Seeking Ancient Beauty at Athens’ Archaeological Museum

Seeking Ancient Beauty at Athens’ Archaeological Museum

Seeking_Ancient_Kallos_Josh_Garrick_Archaelogical_Museum_Athens
The photo exhibition “Seeking ancient kallos” (beauty) by American photographer Joshua Garrick opened on September 12 at The National Archaeological Museum in Athens. The exhibit runs until January 8, 2014.

The title of the exhibition marks his desire to seek the core of classical beauty, captured on ancient sculptures which he has been photographing for the last decades in Greek Museums. In this exhibition, Garrick’s works are black and white photographs printed on aluminum DiBond, which highlight often unseen details of illustrious Greek treasures including some of the most famous sculptures of history, exhibited in the National Archaeological Museum.

In his own words, “My love of all-things-Greek comes from the fact that what we most treasure in Western Civilization – our legacy of art, history, theatre, philosophy, and government – ALL comes from that singular place and time in history. Out of respect for those geniuses who lived in Athens 2,500 years ago, I feel a ‘religious responsibility’ when I photograph their ancient statues and monuments. At this moment in history, it is more important than ever for all of us to understand the real ‘wealth’ of Greece – the inestimable ‘wealth’ of Greece is located within the walls of the National Archaeological Museum, which celebrates that ancient genius.”

Fine art photographer, curator and lecturer Joshua Garrick became an admirer of Ancient Greece and its history at a young age.
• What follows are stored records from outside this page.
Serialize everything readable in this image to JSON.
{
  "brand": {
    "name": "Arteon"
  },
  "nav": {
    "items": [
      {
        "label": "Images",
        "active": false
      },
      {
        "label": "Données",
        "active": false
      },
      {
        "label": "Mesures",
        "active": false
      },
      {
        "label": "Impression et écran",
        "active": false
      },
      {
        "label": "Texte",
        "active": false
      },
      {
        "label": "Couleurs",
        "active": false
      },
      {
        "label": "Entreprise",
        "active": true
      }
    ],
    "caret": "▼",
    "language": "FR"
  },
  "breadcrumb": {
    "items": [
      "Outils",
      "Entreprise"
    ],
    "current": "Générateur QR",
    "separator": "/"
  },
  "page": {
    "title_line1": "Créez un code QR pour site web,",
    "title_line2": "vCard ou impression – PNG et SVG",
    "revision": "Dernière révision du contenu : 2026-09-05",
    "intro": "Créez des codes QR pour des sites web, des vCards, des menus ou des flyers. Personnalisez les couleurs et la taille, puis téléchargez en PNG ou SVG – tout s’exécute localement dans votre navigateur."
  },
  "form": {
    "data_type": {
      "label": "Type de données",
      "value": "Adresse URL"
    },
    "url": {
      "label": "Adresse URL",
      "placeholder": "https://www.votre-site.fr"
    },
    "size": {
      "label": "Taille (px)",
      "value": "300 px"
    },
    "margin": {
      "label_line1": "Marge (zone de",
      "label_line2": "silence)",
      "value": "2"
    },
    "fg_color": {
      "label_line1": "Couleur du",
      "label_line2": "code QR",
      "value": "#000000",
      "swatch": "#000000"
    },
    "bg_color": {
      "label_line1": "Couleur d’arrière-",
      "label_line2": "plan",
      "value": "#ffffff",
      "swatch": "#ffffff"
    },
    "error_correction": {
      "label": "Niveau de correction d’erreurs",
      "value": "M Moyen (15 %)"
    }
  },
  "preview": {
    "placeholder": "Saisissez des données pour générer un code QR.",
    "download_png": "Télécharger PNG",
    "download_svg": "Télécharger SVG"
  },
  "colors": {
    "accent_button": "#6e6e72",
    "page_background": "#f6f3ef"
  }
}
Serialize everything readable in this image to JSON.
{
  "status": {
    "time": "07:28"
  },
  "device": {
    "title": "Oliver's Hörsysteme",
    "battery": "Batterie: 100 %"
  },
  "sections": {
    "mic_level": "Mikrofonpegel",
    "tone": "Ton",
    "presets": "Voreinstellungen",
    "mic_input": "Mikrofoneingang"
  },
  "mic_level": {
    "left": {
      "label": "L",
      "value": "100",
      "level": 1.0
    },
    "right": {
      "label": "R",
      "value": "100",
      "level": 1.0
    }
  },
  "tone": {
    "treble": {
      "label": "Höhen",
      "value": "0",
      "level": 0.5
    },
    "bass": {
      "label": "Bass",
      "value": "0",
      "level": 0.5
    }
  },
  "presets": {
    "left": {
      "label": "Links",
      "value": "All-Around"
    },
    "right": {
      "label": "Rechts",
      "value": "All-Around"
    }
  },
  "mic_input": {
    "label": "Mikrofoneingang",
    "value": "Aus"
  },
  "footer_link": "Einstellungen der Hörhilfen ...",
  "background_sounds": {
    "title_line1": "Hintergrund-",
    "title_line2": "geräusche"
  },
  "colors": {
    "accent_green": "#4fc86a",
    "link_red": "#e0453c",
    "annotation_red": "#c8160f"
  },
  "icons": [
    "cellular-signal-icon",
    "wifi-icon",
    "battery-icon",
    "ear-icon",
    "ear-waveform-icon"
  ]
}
With a Master of Fine Arts degree from Columbia University in New York, Garrick’s life has been dedicated to capturing Greece’s treasures through his skilled photography, with permissions from the Greek government for access to that country’s famed monuments and museums. His passion for Greece has resulted in a partnership with the country’s most-regarded museum, the National Archaeological Museum.

The curator of the exhibition is the art historian, Iris Kritikou and the designers are the artists Marios Voutsinas and Anastasia Dalma.

The exhibition is composed of four thematic units, placed in different areas of the Museum:

“Visit”/ A visit in the Museum’s monumental vestibule: three photos, aiming to initiate the visitor to the artist’s dialogue with the sculptures,
“Breathing”/in Gallery 21: one photo that in a way reveals the hidden side of an exquisite female statue,
“Garden statues”/ in the Atrium: an extraordinary selection of statues depicting the ancient Greek beauty,
“Instants”/ in the Inner Cafe: a series of photos presenting details of the sculptures as captured by the artist.

The final result is a mental wandering, aiming to delight the visitor and to highlight the unseen sights in each sculpture. The inspired titles by the artist further emphasize this wandering, as they refer to life and death, youth and maturity, power and prudence, beauty and pain, joy and loss, victory and defeat, love and immortality.

Watch the video showing the thought processes that go into the creation of Josh Garrick’s Images:

  • AlithiaZito

    The only beauty is in a mind. The rest is skin. I will trade a million skins for a Plato…or a daVinci…or an Einstein…..or……

  • Curzon Dax

    Then you don’t know Greece since beauty was specifically considered to refer to both mind and body. To be honest, rightfully so. Why be smart when you are sick?